“Sadly, so much of the elder abuse is done by somebody in the family who is trusted, who is caring for this person, and then takes advantage of them,” Marshall said.

“A word of caution to families–as folks get isolated and lonely, it is very important that they have social contact in a positive nature, every day. Not just somebody coming in to see if they’re walking around and eating,” Marshall said. “They need socialization. And therein becomes an avenue for crooks to follow.”

Seniors should also be wary of invitations to sales pitches masked as “free lunches,” charities that aren’t who they say they are and writing checks to unverified individuals. If it sounds too good to be true, the elderly should use extreme caution before making a financial commitment.

To prevent this, families can divide responsibility between more than one family member. If you have multiple children, giving each one access to the finances makes certain that anything bad will be detected quickly. Another option is to create a trust with the help of an elder law or estate planning attorney. A trust permits the designation of a trustee and requires a more thorough credentialing process to access the assets. An elder law attorney can help in creating a trust and can provide advice on any other methods to protect your finances.

It comes down to determining whom you can trust. Finding credentialed individuals to help you manage and establish safeguards for your assets is critical.

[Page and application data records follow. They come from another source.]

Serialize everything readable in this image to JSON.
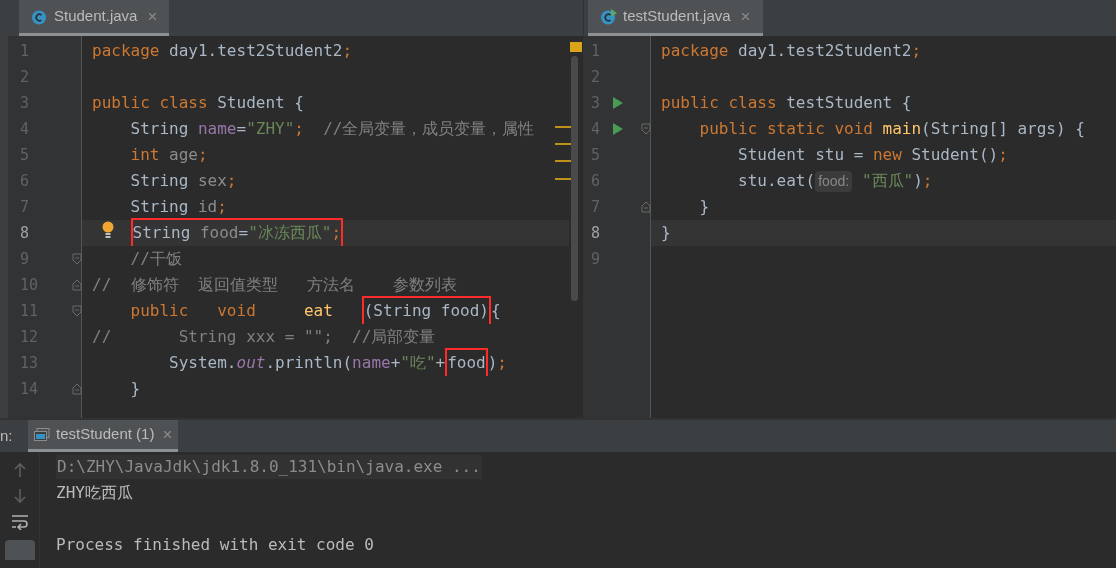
{
  "editors": [
    {
      "tab": {
        "label": "Student.java",
        "selected": true,
        "close": "×"
      },
      "lines": [
        {
          "n": "1",
          "current": false,
          "bulb": false,
          "fold_start": false,
          "fold_end": false,
          "tokens": [
            {
              "kind": "keyword",
              "t": "package"
            },
            {
              "kind": "plain",
              "t": " day1.test2Student2"
            },
            {
              "kind": "keyword",
              "t": ";"
            }
          ]
        },
        {
          "n": "2",
          "current": false,
          "bulb": false,
          "fold_start": false,
          "fold_end": false
        },
        {
          "n": "3",
          "current": false,
          "bulb": false,
          "fold_start": false,
          "fold_end": false,
          "tokens": [
            {
              "kind": "keyword",
              "t": "public class "
            },
            {
              "kind": "plain",
              "t": "Student {"
            }
          ]
        },
        {
          "n": "4",
          "current": false,
          "bulb": false,
          "fold_start": false,
          "fold_end": false,
          "tokens": [
            {
              "kind": "plain",
              "t": "    String "
            },
            {
              "kind": "field",
              "t": "name"
            },
            {
              "kind": "plain",
              "t": "="
            },
            {
              "kind": "string",
              "t": "\"ZHY\""
            },
            {
              "kind": "keyword",
              "t": ";"
            },
            {
              "kind": "comment",
              "t": "  //全局变量，成员变量，属性"
            }
          ]
        },
        {
          "n": "5",
          "current": false,
          "bulb": false,
          "fold_start": false,
          "fold_end": false,
          "tokens": [
            {
              "kind": "keyword",
              "t": "    int"
            },
            {
              "kind": "unused",
              "t": " age"
            },
            {
              "kind": "keyword",
              "t": ";"
            }
          ]
        },
        {
          "n": "6",
          "current": false,
          "bulb": false,
          "fold_start": false,
          "fold_end": false,
          "tokens": [
            {
              "kind": "plain",
              "t": "    String"
            },
            {
              "kind": "unused",
              "t": " sex"
            },
            {
              "kind": "keyword",
              "t": ";"
            }
          ]
        },
        {
          "n": "7",
          "current": false,
          "bulb": false,
          "fold_start": false,
          "fold_end": false,
          "tokens": [
            {
              "kind": "plain",
              "t": "    String"
            },
            {
              "kind": "unused",
              "t": " id"
            },
            {
              "kind": "keyword",
              "t": ";"
            }
          ]
        },
        {
          "n": "8",
          "current": true,
          "bulb": true,
          "fold_start": false,
          "fold_end": false,
          "tokens": [
            {
              "kind": "boxed",
              "tokens": [
                {
                  "kind": "plain",
                  "t": "    String "
                },
                {
                  "kind": "unused",
                  "t": "food"
                },
                {
                  "kind": "plain",
                  "t": "="
                },
                {
                  "kind": "string",
                  "t": "\"冰冻西瓜\""
                },
                {
                  "kind": "keyword",
                  "t": ";"
                }
              ]
            }
          ]
        },
        {
          "n": "9",
          "current": false,
          "bulb": false,
          "fold_start": true,
          "fold_end": false,
          "tokens": [
            {
              "kind": "comment",
              "t": "    //干饭"
            }
          ]
        },
        {
          "n": "10",
          "current": false,
          "bulb": false,
          "fold_start": false,
          "fold_end": true,
          "tokens": [
            {
              "kind": "comment",
              "t": "//  修饰符  返回值类型   方法名    参数列表"
            }
          ]
        },
        {
          "n": "11",
          "current": false,
          "bulb": false,
          "fold_start": true,
          "fold_end": false,
          "tokens": [
            {
              "kind": "keyword",
              "t": "    public"
            },
            {
              "kind": "keyword",
              "t": "   void"
            },
            {
              "kind": "method",
              "t": "     eat   "
            },
            {
              "kind": "boxed",
              "tokens": [
                {
                  "kind": "plain",
                  "t": "(String food)"
                }
              ]
            },
            {
              "kind": "plain",
              "t": "{"
            }
          ]
        },
        {
          "n": "12",
          "current": false,
          "bulb": false,
          "fold_start": false,
          "fold_end": false,
          "tokens": [
            {
              "kind": "comment",
              "t": "//       String xxx = \"\";  //局部变量"
            }
          ]
        },
        {
          "n": "13",
          "current": false,
          "bulb": false,
          "fold_start": false,
          "fold_end": false,
          "tokens": [
            {
              "kind": "plain",
              "t": "        System."
            },
            {
              "kind": "static",
              "t": "out"
            },
            {
              "kind": "plain",
              "t": ".println("
            },
            {
              "kind": "field",
              "t": "name"
            },
            {
              "kind": "plain",
              "t": "+"
            },
            {
              "kind": "string",
              "t": "\"吃\""
            },
            {
              "kind": "plain",
              "t": "+"
            },
            {
              "kind": "boxed",
              "tokens": [
                {
                  "kind": "plain",
                  "t": "food"
                }
              ]
            },
            {
              "kind": "plain",
              "t": ")"
            },
            {
              "kind": "keyword",
              "t": ";"
            }
          ]
        },
        {
          "n": "14",
          "current": false,
          "bulb": false,
          "fold_start": false,
          "fold_end": true,
          "tokens": [
            {
              "kind": "plain",
              "t": "    }"
            }
          ]
        }
      ]
    },
    {
      "tab": {
        "label": "testStudent.java",
        "selected": true,
        "close": "×"
      },
      "lines": [
        {
          "n": "1",
          "current": false,
          "run": false,
          "fold_start": false,
          "fold_end": false,
          "tokens": [
            {
              "kind": "keyword",
              "t": "package"
            },
            {
              "kind": "plain",
              "t": " day1.test2Student2"
            },
            {
              "kind": "keyword",
              "t": ";"
            }
          ]
        },
        {
          "n": "2",
          "current": false,
          "run": false,
          "fold_start": false,
          "fold_end": false
        },
        {
          "n": "3",
          "current": false,
          "run": true,
          "fold_start": false,
          "fold_end": false,
          "tokens": [
            {
              "kind": "keyword",
              "t": "public class "
            },
            {
              "kind": "plain",
              "t": "testStudent {"
            }
          ]
        },
        {
          "n": "4",
          "current": false,
          "run": true,
          "fold_start": true,
          "fold_end": false,
          "tokens": [
            {
              "kind": "keyword",
              "t": "    public static void "
            },
            {
              "kind": "method",
              "t": "main"
            },
            {
              "kind": "plain",
              "t": "(String[] args) {"
            }
          ]
        },
        {
          "n": "5",
          "current": false,
          "run": false,
          "fold_start": false,
          "fold_end": false,
          "tokens": [
            {
              "kind": "plain",
              "t": "        Student stu = "
            },
            {
              "kind": "keyword",
              "t": "new "
            },
            {
              "kind": "plain",
              "t": "Student()"
            },
            {
              "kind": "keyword",
              "t": ";"
            }
          ]
        },
        {
          "n": "6",
          "current": false,
          "run": false,
          "fold_start": false,
          "fold_end": false,
          "tokens": [
            {
              "kind": "plain",
              "t": "        stu.eat("
            },
            {
              "kind": "hint",
              "t": "food:"
            },
            {
              "kind": "string",
              "t": " \"西瓜\""
            },
            {
              "kind": "plain",
              "t": ")"
            },
            {
              "kind": "keyword",
              "t": ";"
            }
          ]
        },
        {
          "n": "7",
          "current": false,
          "run": false,
          "fold_start": false,
          "fold_end": true,
          "tokens": [
            {
              "kind": "plain",
              "t": "    }"
            }
          ]
        },
        {
          "n": "8",
          "current": true,
          "run": false,
          "fold_start": false,
          "fold_end": false,
          "tokens": [
            {
              "kind": "plain",
              "t": "}"
            }
          ]
        },
        {
          "n": "9",
          "current": false,
          "run": false,
          "fold_start": false,
          "fold_end": false
        }
      ]
    }
  ],
  "run_panel": {
    "label": "n:",
    "tab": {
      "label": "testStudent (1)",
      "selected": true,
      "close": "×"
    },
    "console": [
      {
        "kind": "command",
        "text": "D:\\ZHY\\JavaJdk\\jdk1.8.0_131\\bin\\java.exe ..."
      },
      {
        "kind": "output",
        "text": "ZHY吃西瓜"
      },
      {
        "kind": "status",
        "text": "Process finished with exit code 0"
      }
    ]
  }
}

Reference: WRAL.com (January 2, 2019) “Elderly population a ‘very high risk’ for financial fraud”